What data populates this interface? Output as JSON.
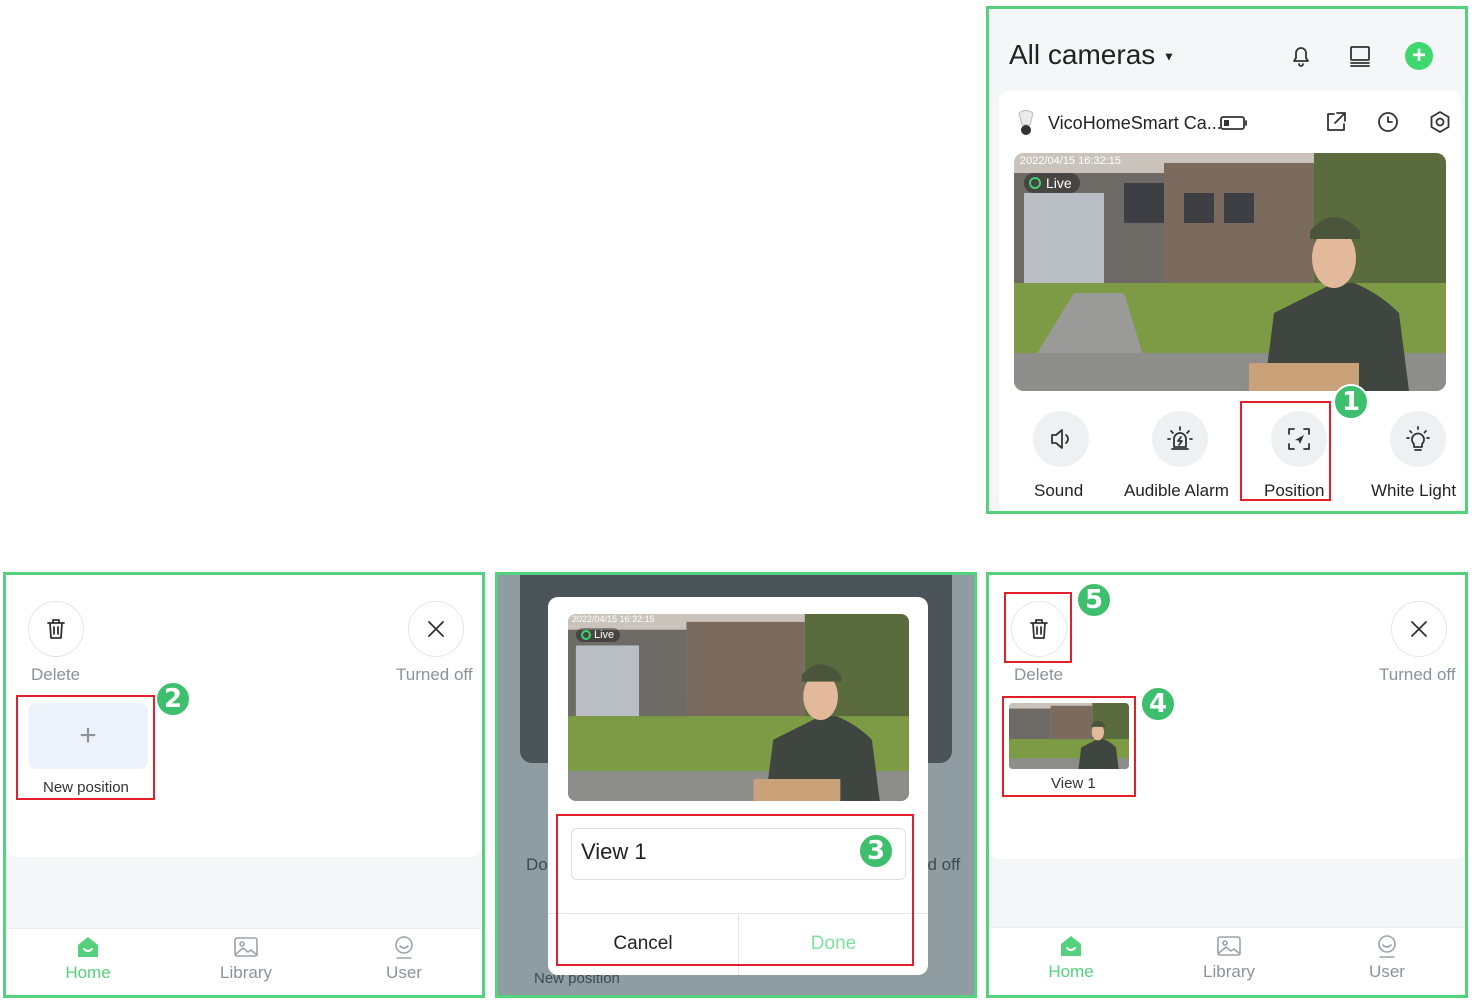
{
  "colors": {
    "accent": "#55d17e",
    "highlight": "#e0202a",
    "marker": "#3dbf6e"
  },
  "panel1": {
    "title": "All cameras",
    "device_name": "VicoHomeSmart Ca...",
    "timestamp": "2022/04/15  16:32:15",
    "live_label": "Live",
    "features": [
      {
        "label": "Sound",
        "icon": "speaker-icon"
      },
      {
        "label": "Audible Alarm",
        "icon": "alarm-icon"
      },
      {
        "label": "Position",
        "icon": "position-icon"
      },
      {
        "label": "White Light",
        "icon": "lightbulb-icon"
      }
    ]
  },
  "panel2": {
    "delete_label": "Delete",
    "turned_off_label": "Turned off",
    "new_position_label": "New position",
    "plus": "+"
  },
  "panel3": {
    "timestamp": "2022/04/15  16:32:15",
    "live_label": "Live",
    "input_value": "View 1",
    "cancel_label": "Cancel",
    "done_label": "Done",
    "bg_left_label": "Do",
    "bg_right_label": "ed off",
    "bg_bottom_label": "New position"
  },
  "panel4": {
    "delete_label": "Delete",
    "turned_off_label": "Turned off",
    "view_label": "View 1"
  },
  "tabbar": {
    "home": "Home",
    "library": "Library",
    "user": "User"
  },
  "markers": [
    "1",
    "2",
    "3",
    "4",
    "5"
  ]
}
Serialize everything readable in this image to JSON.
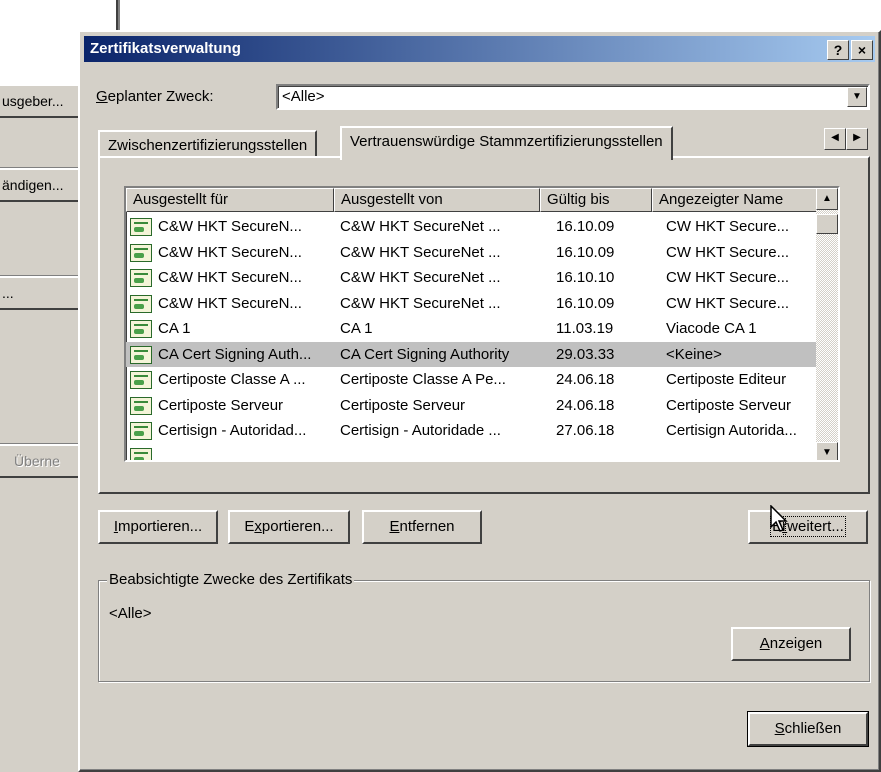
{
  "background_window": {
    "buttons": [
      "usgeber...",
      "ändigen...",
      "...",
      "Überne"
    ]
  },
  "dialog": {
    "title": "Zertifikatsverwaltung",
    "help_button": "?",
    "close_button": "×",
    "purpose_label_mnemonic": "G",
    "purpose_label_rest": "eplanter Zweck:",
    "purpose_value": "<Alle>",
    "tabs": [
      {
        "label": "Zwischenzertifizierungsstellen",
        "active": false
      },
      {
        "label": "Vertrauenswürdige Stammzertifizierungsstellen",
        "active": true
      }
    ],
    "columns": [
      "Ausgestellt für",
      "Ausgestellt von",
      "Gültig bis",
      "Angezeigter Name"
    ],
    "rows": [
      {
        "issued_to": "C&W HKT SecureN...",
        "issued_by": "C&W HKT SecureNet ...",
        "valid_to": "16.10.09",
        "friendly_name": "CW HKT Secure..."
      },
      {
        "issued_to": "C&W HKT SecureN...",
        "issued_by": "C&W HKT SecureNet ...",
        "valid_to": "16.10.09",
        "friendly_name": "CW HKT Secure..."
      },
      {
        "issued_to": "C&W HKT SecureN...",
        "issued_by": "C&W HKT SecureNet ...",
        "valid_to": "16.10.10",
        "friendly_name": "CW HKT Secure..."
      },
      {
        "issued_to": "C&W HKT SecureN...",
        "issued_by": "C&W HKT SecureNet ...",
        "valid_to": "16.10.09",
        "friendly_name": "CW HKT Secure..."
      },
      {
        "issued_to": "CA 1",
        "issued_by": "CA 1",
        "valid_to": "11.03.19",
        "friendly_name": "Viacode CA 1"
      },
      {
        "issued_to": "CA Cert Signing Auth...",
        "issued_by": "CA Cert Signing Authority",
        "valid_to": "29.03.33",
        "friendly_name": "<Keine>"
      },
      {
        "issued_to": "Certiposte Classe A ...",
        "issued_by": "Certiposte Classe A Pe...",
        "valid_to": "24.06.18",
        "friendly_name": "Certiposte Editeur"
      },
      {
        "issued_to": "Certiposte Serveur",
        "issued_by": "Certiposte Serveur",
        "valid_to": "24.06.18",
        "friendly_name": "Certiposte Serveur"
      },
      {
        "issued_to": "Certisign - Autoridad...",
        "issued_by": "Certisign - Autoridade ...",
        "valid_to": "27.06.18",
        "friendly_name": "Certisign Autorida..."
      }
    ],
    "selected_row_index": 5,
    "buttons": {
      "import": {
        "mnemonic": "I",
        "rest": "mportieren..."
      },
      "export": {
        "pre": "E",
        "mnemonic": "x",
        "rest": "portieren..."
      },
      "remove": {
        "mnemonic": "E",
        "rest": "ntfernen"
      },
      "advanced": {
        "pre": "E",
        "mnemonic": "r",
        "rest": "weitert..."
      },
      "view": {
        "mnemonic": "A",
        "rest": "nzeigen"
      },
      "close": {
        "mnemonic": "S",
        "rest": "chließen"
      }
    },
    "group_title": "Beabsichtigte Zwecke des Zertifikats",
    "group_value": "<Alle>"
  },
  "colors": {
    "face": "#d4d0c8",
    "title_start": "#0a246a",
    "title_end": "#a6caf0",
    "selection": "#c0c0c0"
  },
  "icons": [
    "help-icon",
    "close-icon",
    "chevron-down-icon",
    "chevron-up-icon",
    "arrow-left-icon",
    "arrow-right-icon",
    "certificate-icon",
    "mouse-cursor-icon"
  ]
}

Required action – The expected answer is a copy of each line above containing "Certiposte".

Task response –
        "issued_to": "Certiposte Classe A ...",
        "issued_by": "Certiposte Classe A Pe...",
        "friendly_name": "Certiposte Editeur"
        "issued_to": "Certiposte Serveur",
        "issued_by": "Certiposte Serveur",
        "friendly_name": "Certiposte Serveur"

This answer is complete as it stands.